(Data records for software interfaces)
------------------------------------------------------------------------

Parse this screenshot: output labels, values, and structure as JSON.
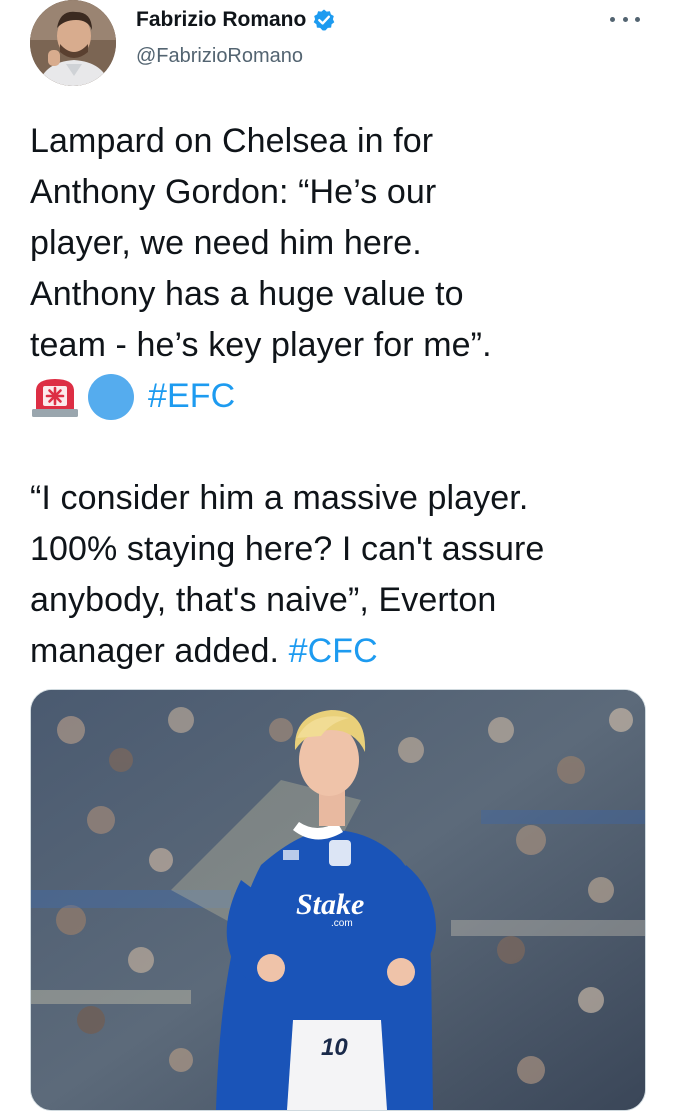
{
  "author": {
    "display_name": "Fabrizio Romano",
    "handle": "@FabrizioRomano",
    "verified": true,
    "verified_color": "#1d9bf0"
  },
  "tweet": {
    "paragraph1": "Lampard on Chelsea in for\nAnthony Gordon: “He’s our\nplayer, we need him here.\nAnthony has a huge value to\nteam - he’s key player for me”.",
    "emoji_line": {
      "emojis": [
        "police-car-light-emoji",
        "blue-circle-emoji"
      ],
      "hashtag": "#EFC"
    },
    "paragraph2": "“I consider him a massive player.\n100% staying here? I can't assure\nanybody, that's naive”, Everton\nmanager added. ",
    "paragraph2_hashtag": "#CFC",
    "hashtag_color": "#1d9bf0"
  },
  "media": {
    "kind": "photo",
    "shirt_sponsor": "Stake",
    "shirt_sponsor_sub": ".com",
    "shirt_number": "10"
  },
  "icons": {
    "more": "more-horizontal-icon",
    "verified": "verified-badge-icon"
  }
}
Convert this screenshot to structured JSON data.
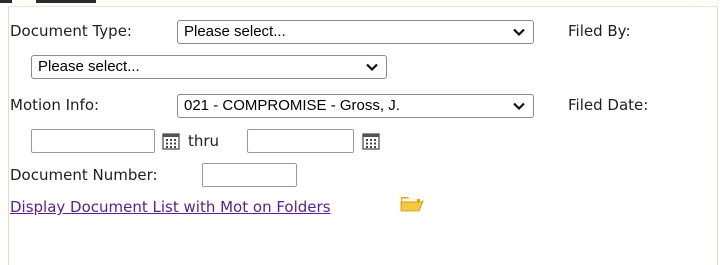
{
  "form": {
    "document_type_label": "Document Type:",
    "document_type_value": "Please select...",
    "filed_by_label": "Filed By:",
    "filed_by_value": "Please select...",
    "motion_info_label": "Motion Info:",
    "motion_info_value": "021 - COMPROMISE - Gross, J.",
    "filed_date_label": "Filed Date:",
    "date_from_value": "",
    "thru_label": "thru",
    "date_to_value": "",
    "document_number_label": "Document Number:",
    "document_number_value": "",
    "display_list_link": "Display Document List with Mot on Folders"
  },
  "icons": {
    "calendar": "calendar-icon",
    "folder": "folder-open-icon",
    "dropdown": "chevron-down-icon"
  },
  "colors": {
    "link": "#5b1e8e",
    "folder": "#f4c842",
    "panel_border": "#e8dcc0"
  }
}
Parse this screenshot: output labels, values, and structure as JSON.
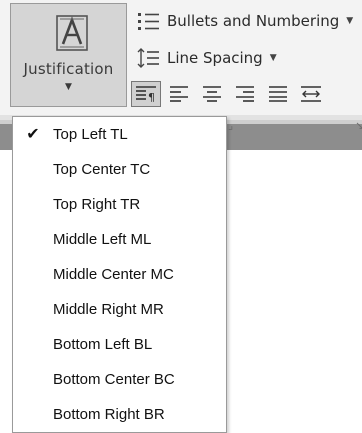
{
  "ribbon": {
    "justification": {
      "label": "Justification",
      "icon": "justification-A-icon"
    },
    "bullets_label": "Bullets and Numbering",
    "line_spacing_label": "Line Spacing",
    "alignment_buttons": [
      {
        "name": "default-align-icon",
        "active": true
      },
      {
        "name": "align-left-icon",
        "active": false
      },
      {
        "name": "align-center-icon",
        "active": false
      },
      {
        "name": "align-right-icon",
        "active": false
      },
      {
        "name": "justify-icon",
        "active": false
      },
      {
        "name": "distribute-icon",
        "active": false
      }
    ]
  },
  "menu": {
    "items": [
      {
        "label": "Top Left TL",
        "checked": true
      },
      {
        "label": "Top Center TC",
        "checked": false
      },
      {
        "label": "Top Right TR",
        "checked": false
      },
      {
        "label": "Middle Left ML",
        "checked": false
      },
      {
        "label": "Middle Center MC",
        "checked": false
      },
      {
        "label": "Middle Right MR",
        "checked": false
      },
      {
        "label": "Bottom Left BL",
        "checked": false
      },
      {
        "label": "Bottom Center BC",
        "checked": false
      },
      {
        "label": "Bottom Right BR",
        "checked": false
      }
    ],
    "check_glyph": "✔"
  }
}
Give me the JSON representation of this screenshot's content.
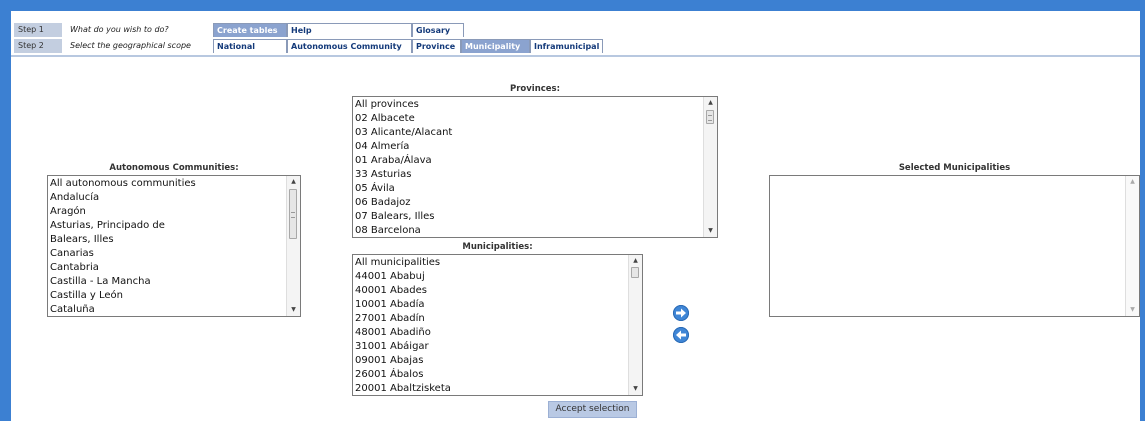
{
  "steps": [
    {
      "label": "Step 1",
      "question": "What do you wish to do?"
    },
    {
      "label": "Step 2",
      "question": "Select the geographical scope"
    }
  ],
  "step1_tabs": [
    "Create tables",
    "Help",
    "Glosary"
  ],
  "step2_tabs": [
    "National",
    "Autonomous Community",
    "Province",
    "Municipality",
    "Inframunicipal"
  ],
  "active_tabs": {
    "step1": "Create tables",
    "step2": "Municipality"
  },
  "autonomous": {
    "title": "Autonomous Communities:",
    "items": [
      "All autonomous communities",
      "Andalucía",
      "Aragón",
      "Asturias, Principado de",
      "Balears, Illes",
      "Canarias",
      "Cantabria",
      "Castilla - La Mancha",
      "Castilla y León",
      "Cataluña"
    ]
  },
  "provinces": {
    "title": "Provinces:",
    "items": [
      "All provinces",
      "02 Albacete",
      "03 Alicante/Alacant",
      "04 Almería",
      "01 Araba/Álava",
      "33 Asturias",
      "05 Ávila",
      "06 Badajoz",
      "07 Balears, Illes",
      "08 Barcelona"
    ]
  },
  "municipalities": {
    "title": "Municipalities:",
    "items": [
      "All municipalities",
      "44001 Ababuj",
      "40001 Abades",
      "10001 Abadía",
      "27001 Abadín",
      "48001 Abadiño",
      "31001 Abáigar",
      "09001 Abajas",
      "26001 Ábalos",
      "20001 Abaltzisketa"
    ]
  },
  "selected": {
    "title": "Selected Municipalities",
    "items": []
  },
  "accept_label": "Accept selection",
  "colors": {
    "frame": "#3c80d2",
    "active_tab": "#8ba3cf",
    "step_label": "#c3cee0",
    "arrow": "#3f86d6"
  }
}
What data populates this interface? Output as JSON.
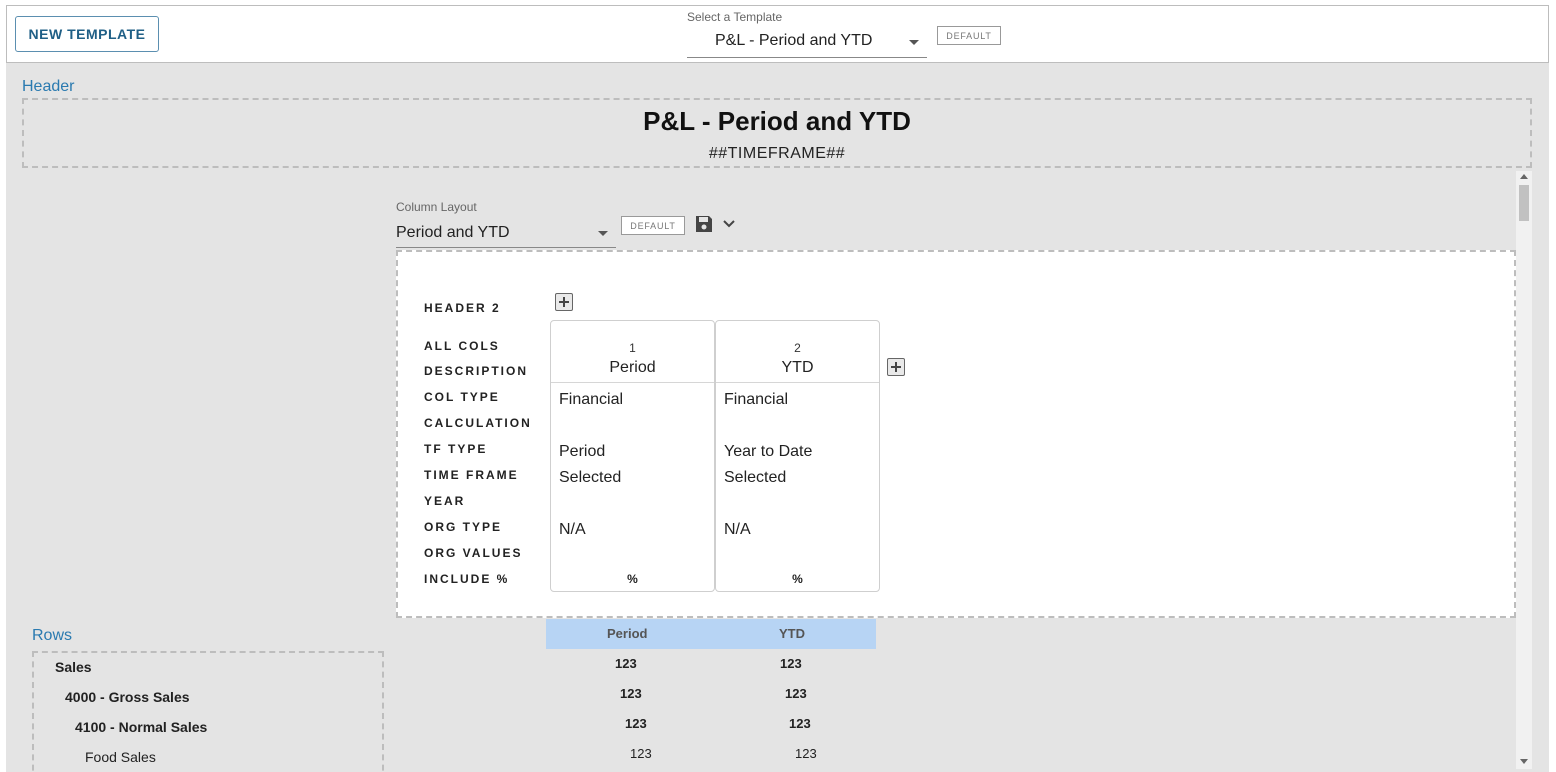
{
  "toolbar": {
    "new_template_label": "NEW TEMPLATE",
    "template_select_label": "Select a Template",
    "template_select_value": "P&L - Period and YTD",
    "default_badge": "DEFAULT"
  },
  "header_section": {
    "label": "Header",
    "title": "P&L - Period and YTD",
    "subtitle": "##TIMEFRAME##"
  },
  "column_layout": {
    "label": "Column Layout",
    "value": "Period and YTD",
    "default_badge": "DEFAULT",
    "icons": [
      "save-icon",
      "chevron-down-icon",
      "plus-icon"
    ],
    "row_labels": [
      "HEADER 2",
      "ALL COLS",
      "DESCRIPTION",
      "COL TYPE",
      "CALCULATION",
      "TF TYPE",
      "TIME FRAME",
      "YEAR",
      "ORG TYPE",
      "ORG VALUES",
      "INCLUDE %"
    ],
    "columns": [
      {
        "number": "1",
        "name": "Period",
        "col_type": "Financial",
        "calculation": "",
        "tf_type": "Period",
        "time_frame": "Selected",
        "year": "",
        "org_type": "N/A",
        "org_values": "",
        "include_pct": "%"
      },
      {
        "number": "2",
        "name": "YTD",
        "col_type": "Financial",
        "calculation": "",
        "tf_type": "Year to Date",
        "time_frame": "Selected",
        "year": "",
        "org_type": "N/A",
        "org_values": "",
        "include_pct": "%"
      }
    ]
  },
  "rows_section": {
    "label": "Rows",
    "items": [
      {
        "label": "Sales",
        "bold": true
      },
      {
        "label": "4000 - Gross Sales",
        "bold": true
      },
      {
        "label": "4100 - Normal Sales",
        "bold": true
      },
      {
        "label": "Food Sales",
        "bold": false
      }
    ]
  },
  "grid": {
    "headers": [
      "Period",
      "YTD"
    ],
    "rows": [
      [
        "123",
        "123"
      ],
      [
        "123",
        "123"
      ],
      [
        "123",
        "123"
      ],
      [
        "123",
        "123"
      ]
    ]
  },
  "colors": {
    "accent": "#2a7ab0",
    "grid_header_bg": "#b7d4f4",
    "canvas_bg": "#e4e4e4"
  }
}
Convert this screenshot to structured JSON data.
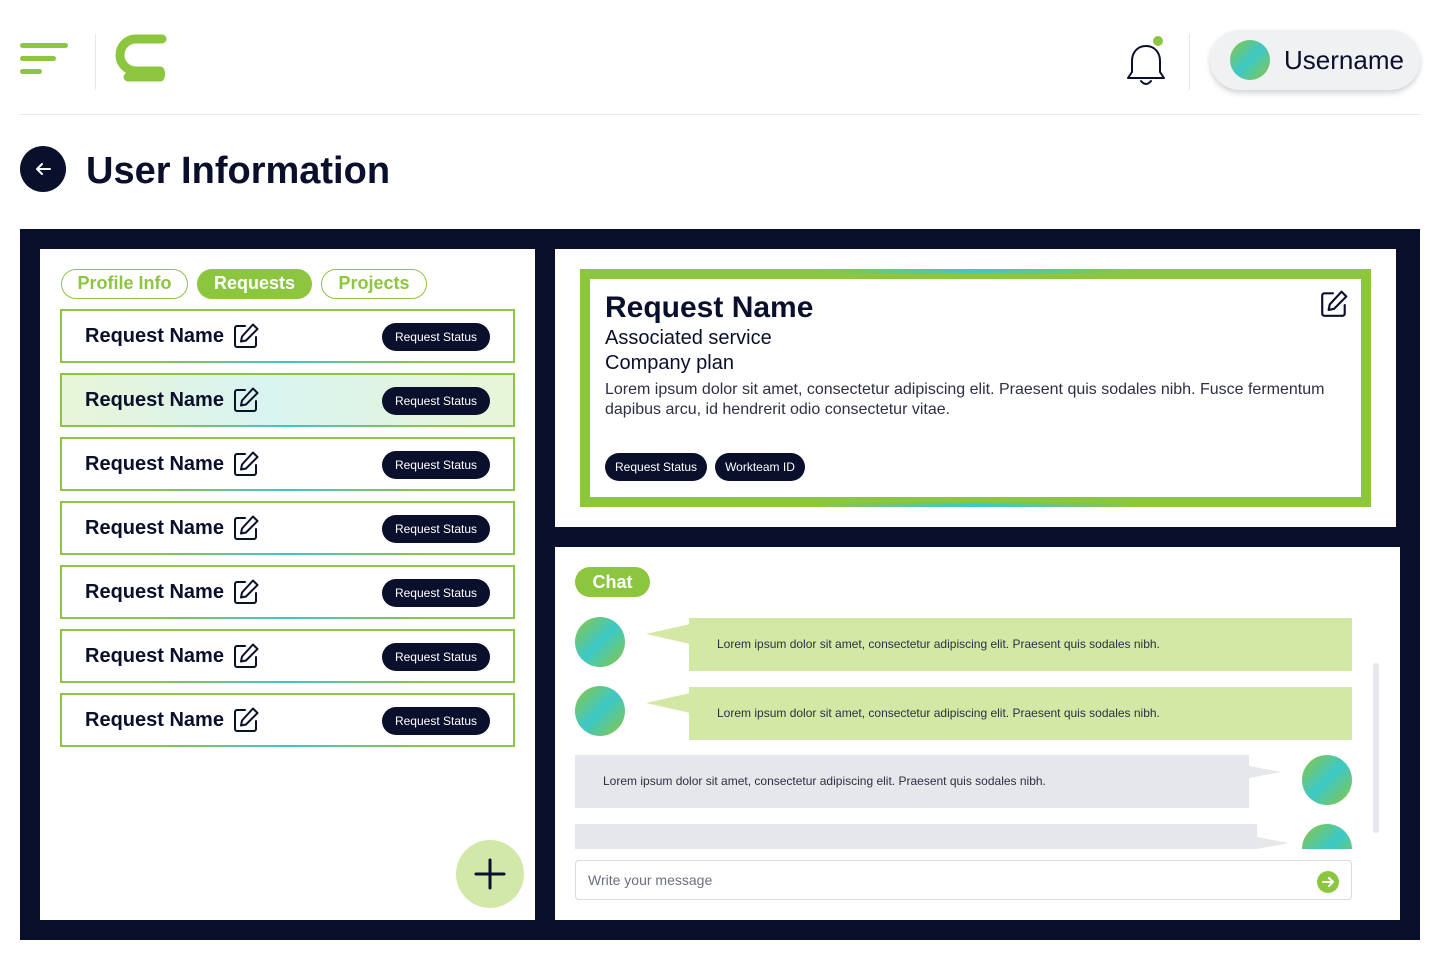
{
  "header": {
    "user_name": "Username",
    "notification_dot_color": "#8cc63f"
  },
  "page": {
    "title": "User Information"
  },
  "tabs": [
    {
      "label": "Profile Info",
      "active": false
    },
    {
      "label": "Requests",
      "active": true
    },
    {
      "label": "Projects",
      "active": false
    }
  ],
  "requests": [
    {
      "name": "Request Name",
      "status": "Request Status",
      "selected": false
    },
    {
      "name": "Request Name",
      "status": "Request Status",
      "selected": true
    },
    {
      "name": "Request Name",
      "status": "Request Status",
      "selected": false
    },
    {
      "name": "Request Name",
      "status": "Request Status",
      "selected": false
    },
    {
      "name": "Request Name",
      "status": "Request Status",
      "selected": false
    },
    {
      "name": "Request Name",
      "status": "Request Status",
      "selected": false
    },
    {
      "name": "Request Name",
      "status": "Request Status",
      "selected": false
    }
  ],
  "detail": {
    "title": "Request Name",
    "service": "Associated service",
    "plan": "Company plan",
    "description": "Lorem ipsum dolor sit amet, consectetur adipiscing elit. Praesent quis sodales nibh. Fusce fermentum dapibus arcu, id hendrerit odio consectetur vitae.",
    "badges": [
      "Request Status",
      "Workteam ID"
    ]
  },
  "chat": {
    "label": "Chat",
    "messages": [
      {
        "direction": "in",
        "text": "Lorem ipsum dolor sit amet, consectetur adipiscing elit. Praesent quis sodales nibh."
      },
      {
        "direction": "in",
        "text": "Lorem ipsum dolor sit amet, consectetur adipiscing elit. Praesent quis sodales nibh."
      },
      {
        "direction": "out",
        "text": "Lorem ipsum dolor sit amet, consectetur adipiscing elit. Praesent quis sodales nibh."
      },
      {
        "direction": "out",
        "text": ""
      }
    ],
    "input_placeholder": "Write your message"
  },
  "colors": {
    "accent": "#8cc63f",
    "accent_secondary": "#3cc8c8",
    "dark": "#0a0f2c",
    "incoming_bubble": "#d4e8a6",
    "outgoing_bubble": "#e6e7ea"
  },
  "icons": {
    "menu": "hamburger-menu-icon",
    "logo": "brand-logo-icon",
    "notification": "bell-icon",
    "back": "arrow-left-icon",
    "edit": "edit-icon",
    "add": "plus-icon",
    "send": "arrow-right-icon"
  }
}
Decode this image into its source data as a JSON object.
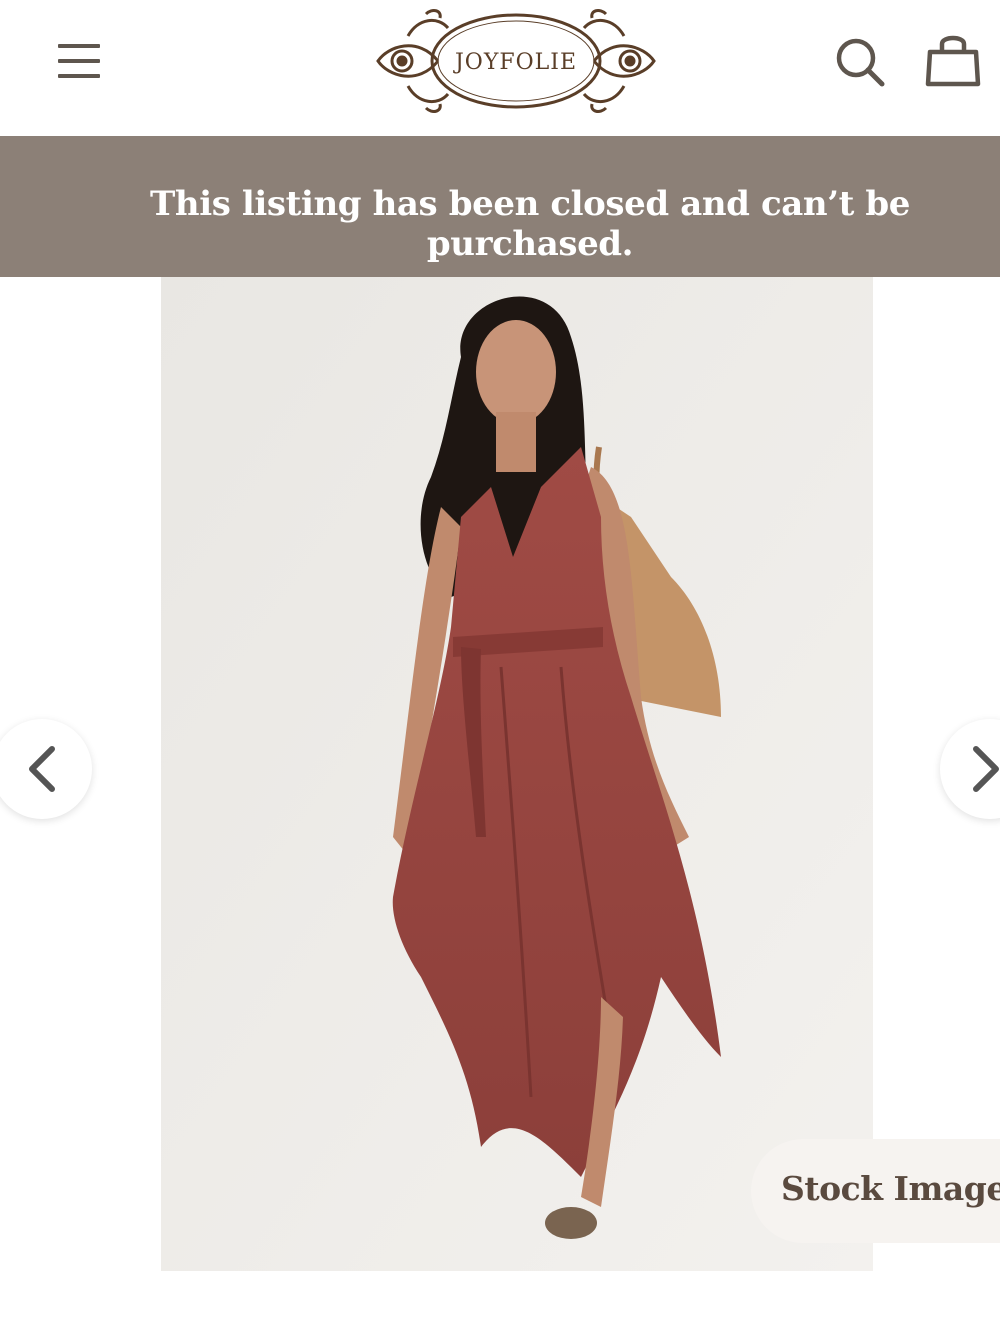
{
  "header": {
    "logo_text": "JOYFOLIE",
    "menu_icon": "hamburger-menu-icon",
    "search_icon": "search-icon",
    "cart_icon": "shopping-bag-icon"
  },
  "banner": {
    "message": "This listing has been closed and can’t be purchased."
  },
  "gallery": {
    "badge": "Stock Image",
    "prev_icon": "chevron-left-icon",
    "next_icon": "chevron-right-icon"
  },
  "colors": {
    "banner_bg": "#8c8077",
    "logo_brown": "#5a3e28",
    "dress_rust": "#9c4a44",
    "photo_bg": "#eceae6"
  }
}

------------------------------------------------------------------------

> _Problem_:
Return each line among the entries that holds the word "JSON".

> _Task answer_:
Parse this screenshot: output labels, values, and structure as JSON.
Convert this screenshot to structured JSON data.
Parse this screenshot: output labels, values, and structure as JSON.
Give me the JSON representation of this screenshot's content.
What data populates this interface? Output as JSON.
Convert this screenshot to structured JSON data.
Decode this image into its source data as a JSON object.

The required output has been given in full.